The murder of George Tiller has sparked a new debate about the abortion issue. Perhaps timely, I don't know. Fred at slacktivist has a great post on this which I recommend as a must read. It includes the video of Frank Schaeffer on the Rachel Maddow show talking about the fact that words have consequences, and the words he and others used in the 70s and 80s are partly responsible for this kind of violence.
As we discussed in the comments, this is not a first amendment issue. Randall Terry has the right to gloat over the death of this doctor, just as we have the right to be appalled and to find him contemptible. But Shaeffer and slacktivist make the same point--that once you have elevated the rhetoric on abortion to compare it to the Nazi Holocaust, and those who support it as the equivalent to Hitler, you know full well that some nutjob is going to take that to an extreme. You have taken the subtlety out of it. There is no more nuance or gray area--abortion becomes pure evil and you stand for pure good.
I didn't realize that our slacktivist writer came from that background (though his running series on the Left Behind books should have tipped me). I knew that Frank Schaeffer's late father was the Dr. Francis Shaeffer who helped radicalize the right, and even justified violence in response to Roe. Perhaps this post caught me at a tired moment this week, but I was reminded of my own small role in the religious right.
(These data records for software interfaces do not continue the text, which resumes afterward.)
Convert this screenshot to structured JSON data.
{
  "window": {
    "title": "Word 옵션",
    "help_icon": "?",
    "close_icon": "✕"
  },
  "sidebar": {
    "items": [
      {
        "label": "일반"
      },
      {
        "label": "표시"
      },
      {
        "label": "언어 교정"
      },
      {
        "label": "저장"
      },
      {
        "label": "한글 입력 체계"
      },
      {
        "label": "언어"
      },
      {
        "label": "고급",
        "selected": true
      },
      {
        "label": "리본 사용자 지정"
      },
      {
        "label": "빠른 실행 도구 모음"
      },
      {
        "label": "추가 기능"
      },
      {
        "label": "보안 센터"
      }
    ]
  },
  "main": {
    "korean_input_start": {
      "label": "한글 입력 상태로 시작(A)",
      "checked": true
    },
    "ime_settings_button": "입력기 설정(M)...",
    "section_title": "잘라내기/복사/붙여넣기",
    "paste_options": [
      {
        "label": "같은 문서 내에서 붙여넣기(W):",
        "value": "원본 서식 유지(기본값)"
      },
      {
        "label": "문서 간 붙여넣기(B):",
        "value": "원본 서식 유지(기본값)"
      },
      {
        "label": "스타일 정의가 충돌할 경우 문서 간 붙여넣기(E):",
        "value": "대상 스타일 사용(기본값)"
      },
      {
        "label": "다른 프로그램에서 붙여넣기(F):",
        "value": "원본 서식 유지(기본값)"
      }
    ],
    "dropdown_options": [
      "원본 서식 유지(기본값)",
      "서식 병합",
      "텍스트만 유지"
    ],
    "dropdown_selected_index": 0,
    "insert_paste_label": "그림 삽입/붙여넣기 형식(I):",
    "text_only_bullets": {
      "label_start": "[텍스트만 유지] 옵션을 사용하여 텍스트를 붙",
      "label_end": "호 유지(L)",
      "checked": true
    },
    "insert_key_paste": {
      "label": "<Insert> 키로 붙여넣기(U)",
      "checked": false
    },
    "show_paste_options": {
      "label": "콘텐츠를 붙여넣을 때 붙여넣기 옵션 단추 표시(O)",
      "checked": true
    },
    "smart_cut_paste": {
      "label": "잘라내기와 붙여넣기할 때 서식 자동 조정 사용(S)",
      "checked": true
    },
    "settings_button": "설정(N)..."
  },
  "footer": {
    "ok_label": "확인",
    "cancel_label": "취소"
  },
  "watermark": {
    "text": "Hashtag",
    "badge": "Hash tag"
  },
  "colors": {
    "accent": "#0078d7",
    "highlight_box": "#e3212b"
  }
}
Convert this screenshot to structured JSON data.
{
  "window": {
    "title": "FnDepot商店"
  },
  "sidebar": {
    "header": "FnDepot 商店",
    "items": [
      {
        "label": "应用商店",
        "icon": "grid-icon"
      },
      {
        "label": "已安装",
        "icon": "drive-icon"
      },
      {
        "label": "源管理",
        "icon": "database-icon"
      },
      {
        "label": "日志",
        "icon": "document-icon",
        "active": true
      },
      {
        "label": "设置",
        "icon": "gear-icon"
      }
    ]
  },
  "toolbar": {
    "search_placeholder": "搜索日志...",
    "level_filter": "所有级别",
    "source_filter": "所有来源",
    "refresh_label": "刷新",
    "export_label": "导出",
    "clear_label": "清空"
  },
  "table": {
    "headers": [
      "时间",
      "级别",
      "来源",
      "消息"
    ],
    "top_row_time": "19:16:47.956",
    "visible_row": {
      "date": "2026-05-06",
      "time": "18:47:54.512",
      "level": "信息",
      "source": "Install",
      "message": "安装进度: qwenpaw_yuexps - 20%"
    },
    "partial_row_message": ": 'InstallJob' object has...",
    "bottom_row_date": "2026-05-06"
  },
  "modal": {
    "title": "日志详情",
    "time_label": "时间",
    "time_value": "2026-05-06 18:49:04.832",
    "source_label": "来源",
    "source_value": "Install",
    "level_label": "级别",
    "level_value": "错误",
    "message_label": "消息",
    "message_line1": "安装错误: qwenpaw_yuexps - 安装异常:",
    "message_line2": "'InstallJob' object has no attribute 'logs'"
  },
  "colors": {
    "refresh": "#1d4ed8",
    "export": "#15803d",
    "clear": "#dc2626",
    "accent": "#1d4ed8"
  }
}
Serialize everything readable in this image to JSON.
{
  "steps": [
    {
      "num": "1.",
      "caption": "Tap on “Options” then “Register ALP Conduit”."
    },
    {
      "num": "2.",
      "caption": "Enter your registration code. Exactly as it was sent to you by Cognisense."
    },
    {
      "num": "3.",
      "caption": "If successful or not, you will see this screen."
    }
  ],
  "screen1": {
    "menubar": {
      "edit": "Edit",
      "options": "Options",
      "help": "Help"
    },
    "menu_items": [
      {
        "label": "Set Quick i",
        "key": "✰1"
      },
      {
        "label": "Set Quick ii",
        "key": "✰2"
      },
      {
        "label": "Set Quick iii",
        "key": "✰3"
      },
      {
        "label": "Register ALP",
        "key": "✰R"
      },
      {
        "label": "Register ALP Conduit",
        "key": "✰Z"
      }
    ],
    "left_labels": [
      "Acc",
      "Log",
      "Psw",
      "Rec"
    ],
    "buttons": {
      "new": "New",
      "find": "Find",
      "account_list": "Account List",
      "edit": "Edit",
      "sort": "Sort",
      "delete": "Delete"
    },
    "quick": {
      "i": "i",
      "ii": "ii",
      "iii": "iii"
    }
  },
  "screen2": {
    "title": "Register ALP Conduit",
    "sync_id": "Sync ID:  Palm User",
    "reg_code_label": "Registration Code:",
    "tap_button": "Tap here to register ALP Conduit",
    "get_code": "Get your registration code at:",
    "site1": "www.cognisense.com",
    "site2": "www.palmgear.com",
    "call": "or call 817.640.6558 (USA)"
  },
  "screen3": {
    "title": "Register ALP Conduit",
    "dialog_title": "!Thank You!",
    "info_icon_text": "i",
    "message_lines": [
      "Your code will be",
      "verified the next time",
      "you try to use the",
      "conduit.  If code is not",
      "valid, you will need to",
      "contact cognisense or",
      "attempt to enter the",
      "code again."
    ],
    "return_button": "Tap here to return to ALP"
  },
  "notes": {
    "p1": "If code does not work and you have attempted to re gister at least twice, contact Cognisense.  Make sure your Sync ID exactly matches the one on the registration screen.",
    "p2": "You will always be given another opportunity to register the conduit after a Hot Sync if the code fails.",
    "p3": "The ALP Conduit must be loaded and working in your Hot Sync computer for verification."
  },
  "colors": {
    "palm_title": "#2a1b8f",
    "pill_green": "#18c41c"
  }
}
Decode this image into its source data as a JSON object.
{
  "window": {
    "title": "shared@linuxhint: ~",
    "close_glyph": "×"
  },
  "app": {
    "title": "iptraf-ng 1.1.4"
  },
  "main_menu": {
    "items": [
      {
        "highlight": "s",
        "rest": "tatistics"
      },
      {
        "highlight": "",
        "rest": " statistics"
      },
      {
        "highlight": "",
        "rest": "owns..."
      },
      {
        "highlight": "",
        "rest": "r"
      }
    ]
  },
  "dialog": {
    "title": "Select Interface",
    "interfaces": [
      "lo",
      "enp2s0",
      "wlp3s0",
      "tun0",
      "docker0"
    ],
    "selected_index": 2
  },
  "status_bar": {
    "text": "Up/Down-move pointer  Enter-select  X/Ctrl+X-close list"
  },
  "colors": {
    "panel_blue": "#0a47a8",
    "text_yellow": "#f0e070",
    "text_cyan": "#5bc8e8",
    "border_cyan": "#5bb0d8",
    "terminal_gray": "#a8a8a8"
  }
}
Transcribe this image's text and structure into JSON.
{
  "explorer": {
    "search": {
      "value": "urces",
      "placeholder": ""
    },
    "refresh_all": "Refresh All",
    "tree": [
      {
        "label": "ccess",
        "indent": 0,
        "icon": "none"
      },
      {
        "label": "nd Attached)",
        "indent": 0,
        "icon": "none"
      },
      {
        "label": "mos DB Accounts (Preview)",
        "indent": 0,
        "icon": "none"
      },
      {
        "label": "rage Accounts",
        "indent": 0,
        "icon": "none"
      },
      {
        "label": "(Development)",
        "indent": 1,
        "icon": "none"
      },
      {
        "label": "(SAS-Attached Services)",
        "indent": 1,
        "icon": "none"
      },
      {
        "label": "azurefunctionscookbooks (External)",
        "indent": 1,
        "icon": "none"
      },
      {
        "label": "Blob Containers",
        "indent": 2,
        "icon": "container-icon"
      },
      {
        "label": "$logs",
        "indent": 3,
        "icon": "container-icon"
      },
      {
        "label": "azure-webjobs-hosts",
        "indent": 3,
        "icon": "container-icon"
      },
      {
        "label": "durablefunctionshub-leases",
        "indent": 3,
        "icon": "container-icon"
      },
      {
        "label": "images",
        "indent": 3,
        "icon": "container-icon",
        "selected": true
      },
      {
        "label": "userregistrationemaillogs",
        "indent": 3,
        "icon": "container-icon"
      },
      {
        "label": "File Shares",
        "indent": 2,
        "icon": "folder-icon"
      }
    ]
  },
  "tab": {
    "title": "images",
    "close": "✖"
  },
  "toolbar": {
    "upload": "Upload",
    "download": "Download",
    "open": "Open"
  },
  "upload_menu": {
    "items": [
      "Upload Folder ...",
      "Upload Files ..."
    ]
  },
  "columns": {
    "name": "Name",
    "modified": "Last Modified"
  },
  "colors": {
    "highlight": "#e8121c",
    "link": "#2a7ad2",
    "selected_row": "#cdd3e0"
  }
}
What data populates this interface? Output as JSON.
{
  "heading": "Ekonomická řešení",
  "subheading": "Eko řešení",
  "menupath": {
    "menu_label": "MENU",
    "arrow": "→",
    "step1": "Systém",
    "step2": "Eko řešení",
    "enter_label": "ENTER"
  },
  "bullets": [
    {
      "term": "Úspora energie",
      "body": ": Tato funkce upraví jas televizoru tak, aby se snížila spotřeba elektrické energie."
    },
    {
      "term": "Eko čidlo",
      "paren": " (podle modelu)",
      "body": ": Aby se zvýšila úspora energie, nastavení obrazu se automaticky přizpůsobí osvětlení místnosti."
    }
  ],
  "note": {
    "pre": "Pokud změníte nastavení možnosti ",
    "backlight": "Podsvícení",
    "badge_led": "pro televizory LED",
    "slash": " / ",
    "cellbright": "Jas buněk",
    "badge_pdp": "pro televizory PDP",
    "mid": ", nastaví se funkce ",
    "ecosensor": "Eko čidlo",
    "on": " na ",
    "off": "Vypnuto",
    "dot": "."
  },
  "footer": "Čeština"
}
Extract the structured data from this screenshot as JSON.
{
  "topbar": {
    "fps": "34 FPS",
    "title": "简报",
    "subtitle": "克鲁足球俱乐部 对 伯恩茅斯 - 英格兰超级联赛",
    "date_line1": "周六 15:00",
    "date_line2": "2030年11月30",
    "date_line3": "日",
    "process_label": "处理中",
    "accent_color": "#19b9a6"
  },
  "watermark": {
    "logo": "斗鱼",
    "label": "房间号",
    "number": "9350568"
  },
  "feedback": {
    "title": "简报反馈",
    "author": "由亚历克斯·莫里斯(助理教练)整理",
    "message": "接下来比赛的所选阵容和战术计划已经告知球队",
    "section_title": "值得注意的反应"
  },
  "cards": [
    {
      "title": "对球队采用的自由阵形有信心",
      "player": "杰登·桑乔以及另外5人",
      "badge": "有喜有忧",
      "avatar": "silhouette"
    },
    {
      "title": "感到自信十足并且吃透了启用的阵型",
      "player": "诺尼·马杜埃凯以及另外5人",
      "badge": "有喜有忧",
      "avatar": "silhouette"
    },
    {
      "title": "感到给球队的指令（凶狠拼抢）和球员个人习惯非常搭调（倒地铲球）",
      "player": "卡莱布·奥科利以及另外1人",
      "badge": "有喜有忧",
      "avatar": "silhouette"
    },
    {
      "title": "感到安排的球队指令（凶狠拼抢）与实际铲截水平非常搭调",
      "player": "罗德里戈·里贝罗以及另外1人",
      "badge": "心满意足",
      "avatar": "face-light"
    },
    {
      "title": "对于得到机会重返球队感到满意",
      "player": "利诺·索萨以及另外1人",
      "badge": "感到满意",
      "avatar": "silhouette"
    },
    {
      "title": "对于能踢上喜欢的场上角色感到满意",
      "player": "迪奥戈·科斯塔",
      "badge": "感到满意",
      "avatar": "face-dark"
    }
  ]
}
Not really on the abortion debate--for whatever reason, that issue was not front and center in the churches of my youth--but in the presentation of absolute certainty. I just remember asserting absolute certainty on issues like homosexuality or abortion. It is interesting to read these other authors who came out of that kind of experience. At some point, that certainty became less understandable to me. For Fred, it was the realization that those mouthing the language of the holocaust either didn't mean any of it, or all of it. For me, it was driving through the poorest parts of Houston, and reading about failed attempts to provide decent pre and post natal care to the poor. No protestors. No religious right up in arms about the infant mortality rate of a developing nation. That was it for me.
I hope we can find someway to talk to each other. We are ill served by the public face of religion these days, and even less well served by the way the religious right has radicalized one of our two parties. We all want fewer unwanted children. We would hope for none. We all want that. Comparing abortion to the Holocaust isn't helping anyone except Randall Terry and the crazies.